## Exercise requirements:
Work through the data below and copy out every line where "value" is found.

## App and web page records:
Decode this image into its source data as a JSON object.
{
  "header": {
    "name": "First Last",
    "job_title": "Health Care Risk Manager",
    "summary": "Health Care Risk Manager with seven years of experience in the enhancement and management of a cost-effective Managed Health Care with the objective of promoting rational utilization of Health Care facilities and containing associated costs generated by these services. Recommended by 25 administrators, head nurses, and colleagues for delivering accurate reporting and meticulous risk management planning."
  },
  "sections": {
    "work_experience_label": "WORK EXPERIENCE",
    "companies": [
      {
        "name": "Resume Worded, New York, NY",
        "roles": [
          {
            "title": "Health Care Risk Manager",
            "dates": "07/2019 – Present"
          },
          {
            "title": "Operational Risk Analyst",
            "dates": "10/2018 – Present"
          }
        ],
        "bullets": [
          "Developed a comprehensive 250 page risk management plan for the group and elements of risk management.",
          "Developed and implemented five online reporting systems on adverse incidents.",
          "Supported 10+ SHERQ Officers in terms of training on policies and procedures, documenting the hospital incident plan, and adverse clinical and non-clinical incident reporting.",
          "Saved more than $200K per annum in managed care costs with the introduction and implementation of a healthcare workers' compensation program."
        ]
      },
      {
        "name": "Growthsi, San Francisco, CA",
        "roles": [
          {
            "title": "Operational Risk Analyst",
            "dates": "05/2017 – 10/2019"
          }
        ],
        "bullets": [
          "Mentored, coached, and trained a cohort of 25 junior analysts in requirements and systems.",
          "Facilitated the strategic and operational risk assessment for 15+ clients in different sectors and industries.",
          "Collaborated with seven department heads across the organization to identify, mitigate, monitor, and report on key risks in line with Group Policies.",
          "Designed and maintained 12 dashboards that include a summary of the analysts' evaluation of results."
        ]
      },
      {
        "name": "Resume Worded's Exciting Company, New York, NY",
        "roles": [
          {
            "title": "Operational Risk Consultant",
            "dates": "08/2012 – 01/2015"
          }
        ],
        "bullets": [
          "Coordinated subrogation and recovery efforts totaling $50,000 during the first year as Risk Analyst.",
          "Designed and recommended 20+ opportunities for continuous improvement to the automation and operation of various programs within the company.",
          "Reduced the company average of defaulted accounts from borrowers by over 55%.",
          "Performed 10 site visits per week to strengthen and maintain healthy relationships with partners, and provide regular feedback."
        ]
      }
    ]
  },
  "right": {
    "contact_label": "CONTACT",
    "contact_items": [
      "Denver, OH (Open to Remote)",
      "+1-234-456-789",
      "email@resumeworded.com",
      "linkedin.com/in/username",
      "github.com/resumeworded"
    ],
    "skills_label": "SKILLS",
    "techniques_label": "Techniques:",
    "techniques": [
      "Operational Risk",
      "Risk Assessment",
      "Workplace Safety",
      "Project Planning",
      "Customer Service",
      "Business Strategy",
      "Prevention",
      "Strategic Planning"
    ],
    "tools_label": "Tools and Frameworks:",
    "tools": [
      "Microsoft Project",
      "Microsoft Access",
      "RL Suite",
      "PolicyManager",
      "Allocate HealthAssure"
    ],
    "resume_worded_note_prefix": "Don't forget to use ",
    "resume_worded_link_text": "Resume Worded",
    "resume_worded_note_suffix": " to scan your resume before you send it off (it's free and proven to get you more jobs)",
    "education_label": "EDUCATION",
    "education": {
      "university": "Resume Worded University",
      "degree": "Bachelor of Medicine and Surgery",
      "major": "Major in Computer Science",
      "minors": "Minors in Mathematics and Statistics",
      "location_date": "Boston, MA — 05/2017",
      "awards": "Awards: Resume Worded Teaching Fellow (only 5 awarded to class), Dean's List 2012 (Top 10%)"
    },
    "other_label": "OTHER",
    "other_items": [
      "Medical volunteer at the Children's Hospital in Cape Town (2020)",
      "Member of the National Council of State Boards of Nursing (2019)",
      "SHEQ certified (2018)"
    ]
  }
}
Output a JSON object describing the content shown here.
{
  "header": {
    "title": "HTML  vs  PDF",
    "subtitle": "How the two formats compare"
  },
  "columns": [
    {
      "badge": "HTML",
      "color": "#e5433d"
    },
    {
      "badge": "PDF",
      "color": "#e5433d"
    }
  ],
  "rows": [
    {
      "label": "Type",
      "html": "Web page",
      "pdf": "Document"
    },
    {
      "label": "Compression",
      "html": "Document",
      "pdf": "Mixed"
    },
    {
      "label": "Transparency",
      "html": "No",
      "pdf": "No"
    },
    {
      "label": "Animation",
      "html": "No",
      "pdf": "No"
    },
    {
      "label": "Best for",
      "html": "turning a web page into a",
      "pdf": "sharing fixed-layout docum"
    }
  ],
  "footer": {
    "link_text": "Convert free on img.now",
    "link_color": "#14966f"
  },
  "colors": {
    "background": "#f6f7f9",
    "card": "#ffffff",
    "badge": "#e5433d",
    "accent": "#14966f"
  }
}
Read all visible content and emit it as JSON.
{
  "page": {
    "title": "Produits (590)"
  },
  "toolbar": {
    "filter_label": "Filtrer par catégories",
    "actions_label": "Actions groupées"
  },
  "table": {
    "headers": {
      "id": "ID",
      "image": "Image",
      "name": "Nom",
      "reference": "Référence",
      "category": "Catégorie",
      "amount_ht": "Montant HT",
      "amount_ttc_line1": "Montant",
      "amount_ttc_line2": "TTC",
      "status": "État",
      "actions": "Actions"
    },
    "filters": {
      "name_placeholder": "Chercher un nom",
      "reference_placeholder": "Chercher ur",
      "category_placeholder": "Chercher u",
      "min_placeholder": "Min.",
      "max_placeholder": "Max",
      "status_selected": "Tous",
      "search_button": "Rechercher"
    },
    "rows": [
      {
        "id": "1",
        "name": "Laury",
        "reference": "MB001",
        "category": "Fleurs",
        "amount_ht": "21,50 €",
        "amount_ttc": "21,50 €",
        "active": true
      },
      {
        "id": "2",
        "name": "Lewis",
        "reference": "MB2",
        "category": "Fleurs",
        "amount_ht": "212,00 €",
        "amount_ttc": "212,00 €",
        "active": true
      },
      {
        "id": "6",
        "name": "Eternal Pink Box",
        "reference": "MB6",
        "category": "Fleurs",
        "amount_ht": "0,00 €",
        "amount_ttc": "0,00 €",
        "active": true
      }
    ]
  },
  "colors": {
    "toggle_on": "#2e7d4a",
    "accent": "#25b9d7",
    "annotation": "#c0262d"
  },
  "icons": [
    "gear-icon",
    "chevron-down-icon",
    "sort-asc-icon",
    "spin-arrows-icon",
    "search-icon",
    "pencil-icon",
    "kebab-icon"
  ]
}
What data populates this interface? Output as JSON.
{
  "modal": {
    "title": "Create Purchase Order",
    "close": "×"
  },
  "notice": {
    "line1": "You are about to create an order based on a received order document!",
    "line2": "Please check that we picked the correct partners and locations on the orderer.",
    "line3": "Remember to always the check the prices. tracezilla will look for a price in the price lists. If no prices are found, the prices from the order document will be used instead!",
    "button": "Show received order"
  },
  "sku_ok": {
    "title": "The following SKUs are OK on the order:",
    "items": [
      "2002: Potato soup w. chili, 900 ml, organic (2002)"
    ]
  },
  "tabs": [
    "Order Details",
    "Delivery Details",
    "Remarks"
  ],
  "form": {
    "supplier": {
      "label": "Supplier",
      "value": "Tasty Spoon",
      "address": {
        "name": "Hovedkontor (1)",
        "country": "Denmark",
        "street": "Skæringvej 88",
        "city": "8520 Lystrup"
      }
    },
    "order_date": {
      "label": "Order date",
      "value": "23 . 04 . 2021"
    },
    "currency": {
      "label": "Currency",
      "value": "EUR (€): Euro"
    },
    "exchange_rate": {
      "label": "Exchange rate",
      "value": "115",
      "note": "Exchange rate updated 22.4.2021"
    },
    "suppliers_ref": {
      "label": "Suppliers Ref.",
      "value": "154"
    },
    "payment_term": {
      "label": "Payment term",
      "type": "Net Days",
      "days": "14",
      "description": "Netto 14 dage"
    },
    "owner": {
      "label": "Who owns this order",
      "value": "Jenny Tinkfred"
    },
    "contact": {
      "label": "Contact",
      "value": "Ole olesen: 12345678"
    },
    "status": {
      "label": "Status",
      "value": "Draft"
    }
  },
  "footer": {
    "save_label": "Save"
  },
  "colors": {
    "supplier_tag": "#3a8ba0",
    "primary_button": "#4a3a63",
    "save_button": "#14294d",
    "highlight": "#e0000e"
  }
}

## Problem solution:
      "value": "Tasty Spoon",
      "value": "23 . 04 . 2021"
      "value": "EUR (€): Euro"
      "value": "115",
      "value": "154"
      "value": "Jenny Tinkfred"
      "value": "Ole olesen: 12345678"
      "value": "Draft"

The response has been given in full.